"[Vincent and Catherine] are both alphas, very dominant individuals who want to feel like they can control matters so bad things don't happen in their lives," Kreuk said in an interview with The Fresno Bee's Rick Bentley.
Critical reception was mixed when the series debuted in the US late last year. While Stuever called it "hideously blah" and Variety's Brian Lowry said the show would be "hard-pressed to get under viewers' skin", NY Times' Neil Genzlinger said "the pilot [episode's] hint of a connection between the beast's condition and the murder of Catherine's mother offers the promise of future depth".
But culture blogger Alyssa Rosenberg was more concerned about the show's glorification of a potentially abusive relationship to its largely young, female audience, accusing it of "playing right into one of TV's current favourite tropes: romanticising troubling relationships between violent men and the women who adore them".

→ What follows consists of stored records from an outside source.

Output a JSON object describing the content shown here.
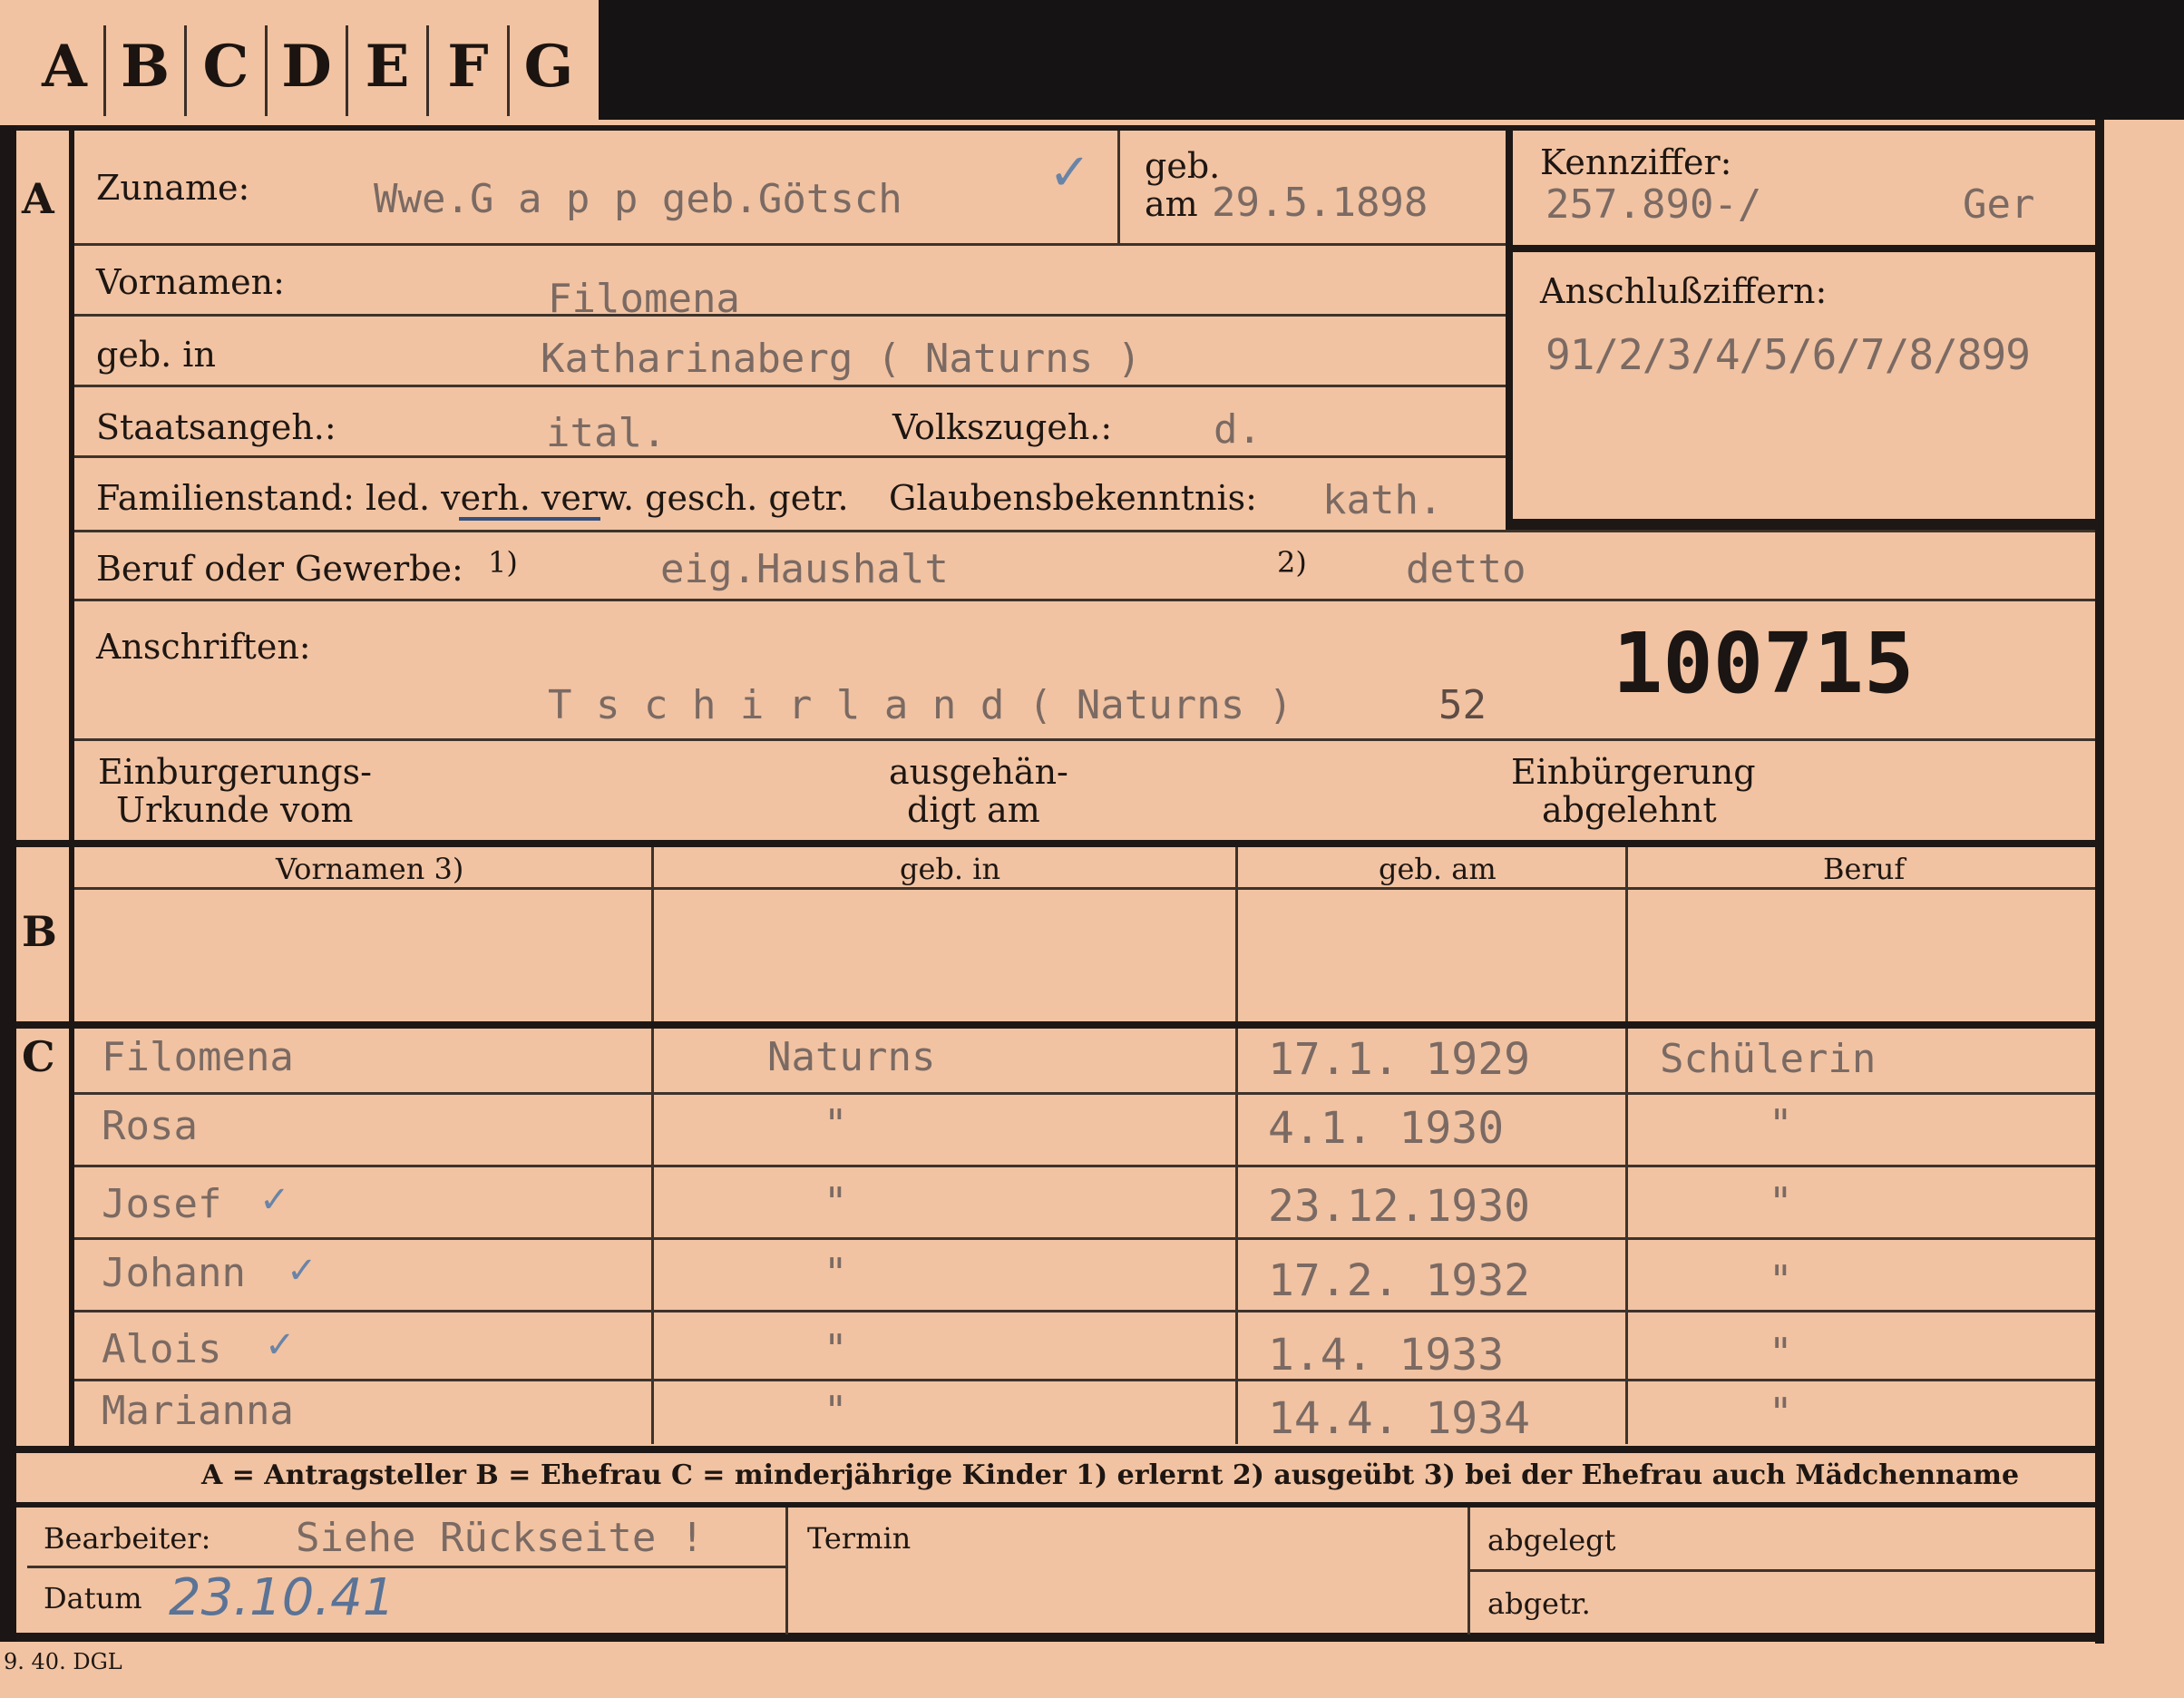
{
  "tabs": [
    "A",
    "B",
    "C",
    "D",
    "E",
    "F",
    "G"
  ],
  "sections": {
    "a": "A",
    "b": "B",
    "c": "C"
  },
  "labels": {
    "zuname": "Zuname:",
    "geb": "geb.",
    "am": "am",
    "kennziffer": "Kennziffer:",
    "vornamen": "Vornamen:",
    "anschlussziffern": "Anschlußziffern:",
    "geb_in": "geb. in",
    "staatsangeh": "Staatsangeh.:",
    "volkszugeh": "Volkszugeh.:",
    "familienstand": "Familienstand: led. verh. verw. gesch. getr.",
    "glaubens": "Glaubensbekenntnis:",
    "beruf": "Beruf oder Gewerbe:",
    "beruf_note1": "1)",
    "beruf_note2": "2)",
    "anschriften": "Anschriften:",
    "einb_urkunde_1": "Einburgerungs-",
    "einb_urkunde_2": "Urkunde vom",
    "ausgehaendigt_1": "ausgehän-",
    "ausgehaendigt_2": "digt am",
    "einb_abgelehnt_1": "Einbürgerung",
    "einb_abgelehnt_2": "abgelehnt",
    "legend": "A = Antragsteller   B = Ehefrau   C = minderjährige Kinder   1) erlernt   2) ausgeübt   3) bei der Ehefrau auch Mädchenname",
    "bearbeiter": "Bearbeiter:",
    "datum": "Datum",
    "termin": "Termin",
    "abgelegt": "abgelegt",
    "abgetr": "abgetr.",
    "print_code": "9. 40. DGL"
  },
  "fields": {
    "zuname": "Wwe.G a  p p  geb.Götsch",
    "geb_am": "29.5.1898",
    "kennziffer": "257.890-/",
    "kennziffer_suffix": "Ger",
    "vornamen": "Filomena",
    "anschlussziffern": "91/2/3/4/5/6/7/8/899",
    "geb_in": "Katharinaberg ( Naturns )",
    "staatsangeh": "ital.",
    "volkszugeh": "d.",
    "glaubens": "kath.",
    "beruf_1": "eig.Haushalt",
    "beruf_2": "detto",
    "anschrift": "T s c h i r l a n d ( Naturns )",
    "anschrift_nr": "52",
    "stamp_number": "100715",
    "bearbeiter": "Siehe Rückseite !",
    "datum": "23.10.41"
  },
  "table_b": {
    "headers": [
      "Vornamen 3)",
      "geb. in",
      "geb. am",
      "Beruf"
    ]
  },
  "table_c": {
    "rows": [
      {
        "vorname": "Filomena",
        "geb_in": "Naturns",
        "geb_am": "17.1. 1929",
        "beruf": "Schülerin"
      },
      {
        "vorname": "Rosa",
        "geb_in": "\"",
        "geb_am": "4.1. 1930",
        "beruf": "\""
      },
      {
        "vorname": "Josef",
        "geb_in": "\"",
        "geb_am": "23.12.1930",
        "beruf": "\""
      },
      {
        "vorname": "Johann",
        "geb_in": "\"",
        "geb_am": "17.2. 1932",
        "beruf": "\""
      },
      {
        "vorname": "Alois",
        "geb_in": "\"",
        "geb_am": "1.4. 1933",
        "beruf": "\""
      },
      {
        "vorname": "Marianna",
        "geb_in": "\"",
        "geb_am": "14.4. 1934",
        "beruf": "\""
      }
    ]
  },
  "colors": {
    "card": "#f1c3a2",
    "ink": "#1e1612",
    "typewriter": "#7b6a63",
    "pen": "#5a7396"
  }
}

But in her interview with Bentley, Kreuk praised the strength of her character, both in and out of her relationship with Vincent.
"This is in many ways a partnership. Sometimes she will have to help him, and at times, he'll help her. In this case, there isn't an underlying assumption that a man needs to save a woman. It's not about being like a man, but about being a woman and being as fully that as possible."
And Kreuk believes even in the new, modern-day version, the underlying message of Beauty and the Beast remains the same.
"Thematically, it's beautiful. What we are trying to say is so gorgeous - that people are beyond what they look like. With all of the versions of Beauty and the Beast, it's not just that we are beyond what we look like, it's that there's a human being underneath all these things. There are all these layers that we put up and there's a soul that exists and it takes time to get there. This show is about two people trying to discover that with each other and within themselves."
"Beauty and the Beast as a story is universal," Ryan says. "Everybody knows it and I guess everyone will be extremely intrigued to see what we've done with our interpretation."
Beauty and the Beast, Friday, 9.30pm, Prime
- Sunday Star Times